Directions
The records that follow are to be repeated exactly, with the pictures removed.

────

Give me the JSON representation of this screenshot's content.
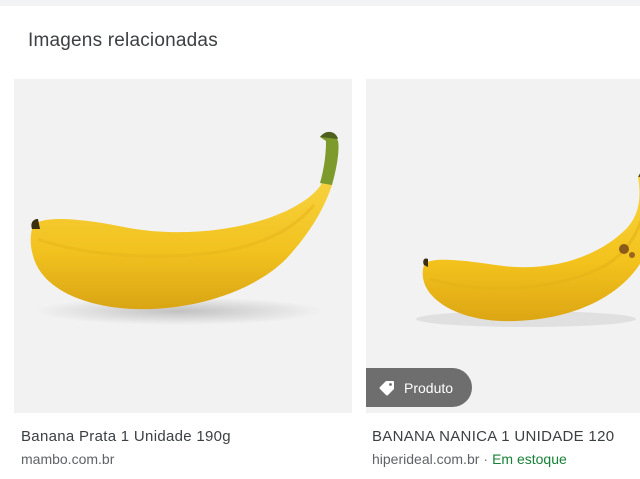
{
  "section": {
    "title": "Imagens relacionadas"
  },
  "cards": [
    {
      "title": "Banana Prata 1 Unidade 190g",
      "source": "mambo.com.br",
      "image_icon": "banana-image"
    },
    {
      "title": "BANANA NANICA 1 UNIDADE 120",
      "source": "hiperideal.com.br",
      "separator": "·",
      "availability": "Em estoque",
      "chip_label": "Produto",
      "chip_icon": "tag-icon",
      "image_icon": "banana-image"
    }
  ],
  "colors": {
    "background": "#ffffff",
    "thumb_bg": "#f2f2f2",
    "chip_bg": "#6e6e6e",
    "availability": "#188038"
  }
}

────

Completed exercise
Give me the JSON representation of this screenshot's content.
{
  "section": {
    "title": "Imagens relacionadas"
  },
  "cards": [
    {
      "title": "Banana Prata 1 Unidade 190g",
      "source": "mambo.com.br",
      "image_icon": "banana-image"
    },
    {
      "title": "BANANA NANICA 1 UNIDADE 120",
      "source": "hiperideal.com.br",
      "separator": "·",
      "availability": "Em estoque",
      "chip_label": "Produto",
      "chip_icon": "tag-icon",
      "image_icon": "banana-image"
    }
  ],
  "colors": {
    "background": "#ffffff",
    "thumb_bg": "#f2f2f2",
    "chip_bg": "#6e6e6e",
    "availability": "#188038"
  }
}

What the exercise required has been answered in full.